Prof. Alessandro del Maschio
Full Professor and Chairman of Radiology
Università Vita-Salute S. Raffaele - Milano, Italy

1. Baumjohann D, Hess A, Budinsky L, Brune K, Schuler G, Lutz MB.

In vivo magnetic resonance imaging of dendritic cell migration into the draining lymph nodes of mice. Eur J Immunol. 2006 Sep;36(9):2544-55.
2. Evgenov NV, Medarova Z, Dai G, Bonner-Weir S, Moore A.
In vivo imaging of islet transplantation. Nat Med 2006 Jan;12(1):144-8.
3. Perseghin G, Fiorina P, De Cobelli F, Scifo P, Esposito A, Canu T, Danna M, Gremizzi C, Secchi A, Luzi L, Del Maschio A. Cross-sectional assessment of the effect of kidney and kidney-pancreas transplantation on resting left ventricular energy metabolism in type 1 diabetic-uremic patients: a phosphorous-31 magnetic resonance spectroscopy study. J Am Coll Cardiol. 2005 Sep 20;46(6):1085-92.

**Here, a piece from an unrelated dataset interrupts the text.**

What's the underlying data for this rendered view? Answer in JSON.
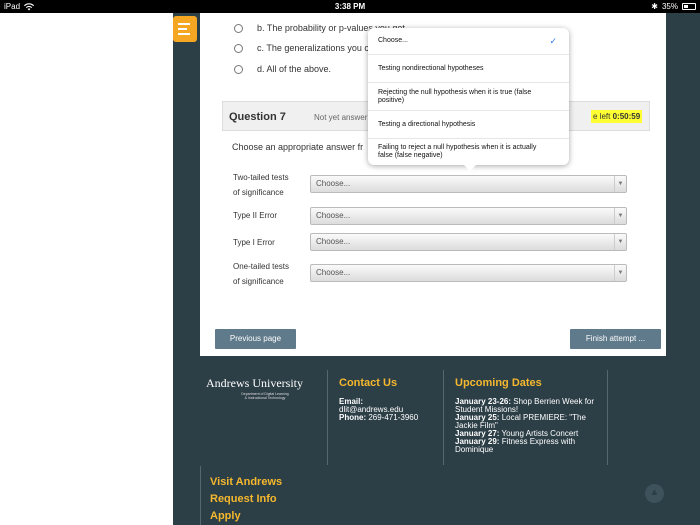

4. Fragasso G, Perseghin G, De Cobelli F, Esposito A, Palloshi A, Lattuada G, Scifo P, Calori G, Del Maschio A, Margonato A. Effects of metabolic modulation by trimetazidine on left ventricular function and phosphocreatine/adenosine triphosphate ratio in patients with heart failure. Eur Heart J. 2006 Apr;27(8):942-8. Epub 2006 Mar 1.